■ Work instruction
Go through the data and copy each line that holds "HajiHajiProject".

(Dataset entries)
——

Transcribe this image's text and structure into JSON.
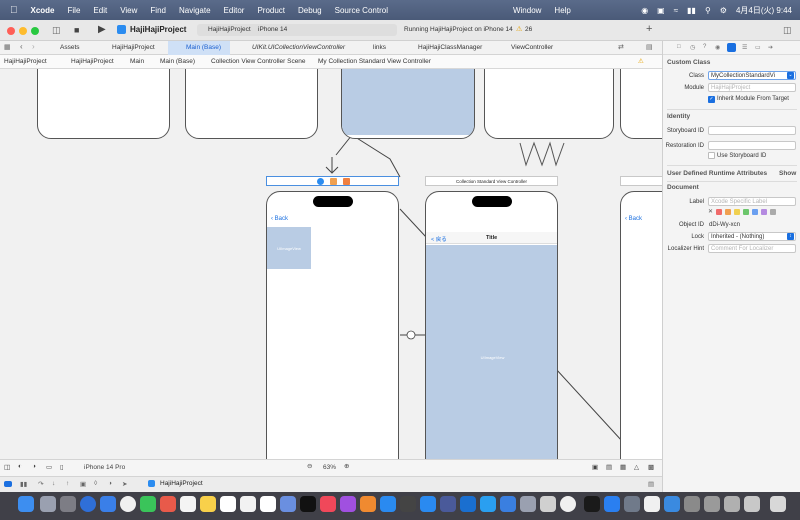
{
  "menubar": {
    "app": "Xcode",
    "items": [
      "File",
      "Edit",
      "View",
      "Find",
      "Navigate",
      "Editor",
      "Product",
      "Debug",
      "Source Control",
      "Window",
      "Help"
    ],
    "clock": "4月4日(火)  9:44"
  },
  "toolbar": {
    "project": "HajiHajiProject",
    "scheme": "HajiHajiProject",
    "device": "iPhone 14",
    "status": "Running HajiHajiProject on iPhone 14",
    "warnings": "26"
  },
  "tabs": [
    "Assets",
    "HajiHajiProject",
    "Main (Base)",
    "UIKit.UICollectionViewController",
    "links",
    "HajiHajiClassManager",
    "ViewController"
  ],
  "jumpbar": [
    "HajiHajiProject",
    "HajiHajiProject",
    "Main",
    "Main (Base)",
    "Collection View Controller Scene",
    "My Collection Standard View Controller"
  ],
  "canvas": {
    "scene2_title": "Collection Standard View Controller",
    "back": "Back",
    "back_jp": "< 戻る",
    "nav_title": "Title",
    "imageview": "UIImageView",
    "device_label": "iPhone 14 Pro",
    "zoom": "63%"
  },
  "debugbar": {
    "target": "HajiHajiProject"
  },
  "inspector": {
    "custom_class": "Custom Class",
    "class_label": "Class",
    "class_value": "MyCollectionStandardVi",
    "module_label": "Module",
    "module_placeholder": "HajiHajiProject",
    "inherit": "Inherit Module From Target",
    "identity": "Identity",
    "storyboard_id": "Storyboard ID",
    "restoration_id": "Restoration ID",
    "use_storyboard_id": "Use Storyboard ID",
    "udra": "User Defined Runtime Attributes",
    "show": "Show",
    "document": "Document",
    "label_label": "Label",
    "label_placeholder": "Xcode Specific Label",
    "object_id_label": "Object ID",
    "object_id": "dDi-Wy-xcn",
    "lock_label": "Lock",
    "lock_value": "Inherited - (Nothing)",
    "hint_label": "Localizer Hint",
    "hint_placeholder": "Comment For Localizer"
  },
  "colors": {
    "accent": "#1a6fe0",
    "imageview": "#b9cce4",
    "menubar": "#4f607f"
  }
}
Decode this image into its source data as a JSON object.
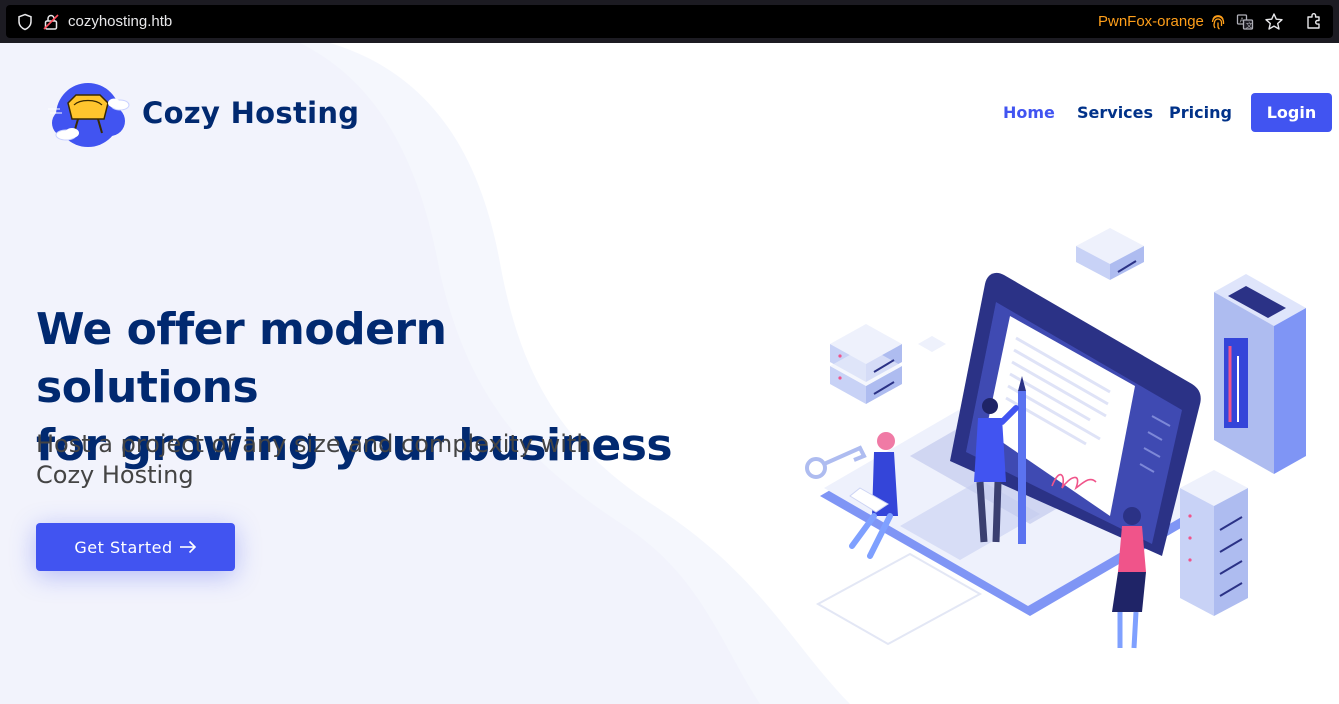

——

■ Solution
    "project": "HajiHajiProject",
    "scheme": "HajiHajiProject",
    "status": "Running HajiHajiProject on iPhone 14",
    "HajiHajiProject",
    "HajiHajiProject",
    "HajiHajiProject",
    "target": "HajiHajiProject"
    "module_placeholder": "HajiHajiProject",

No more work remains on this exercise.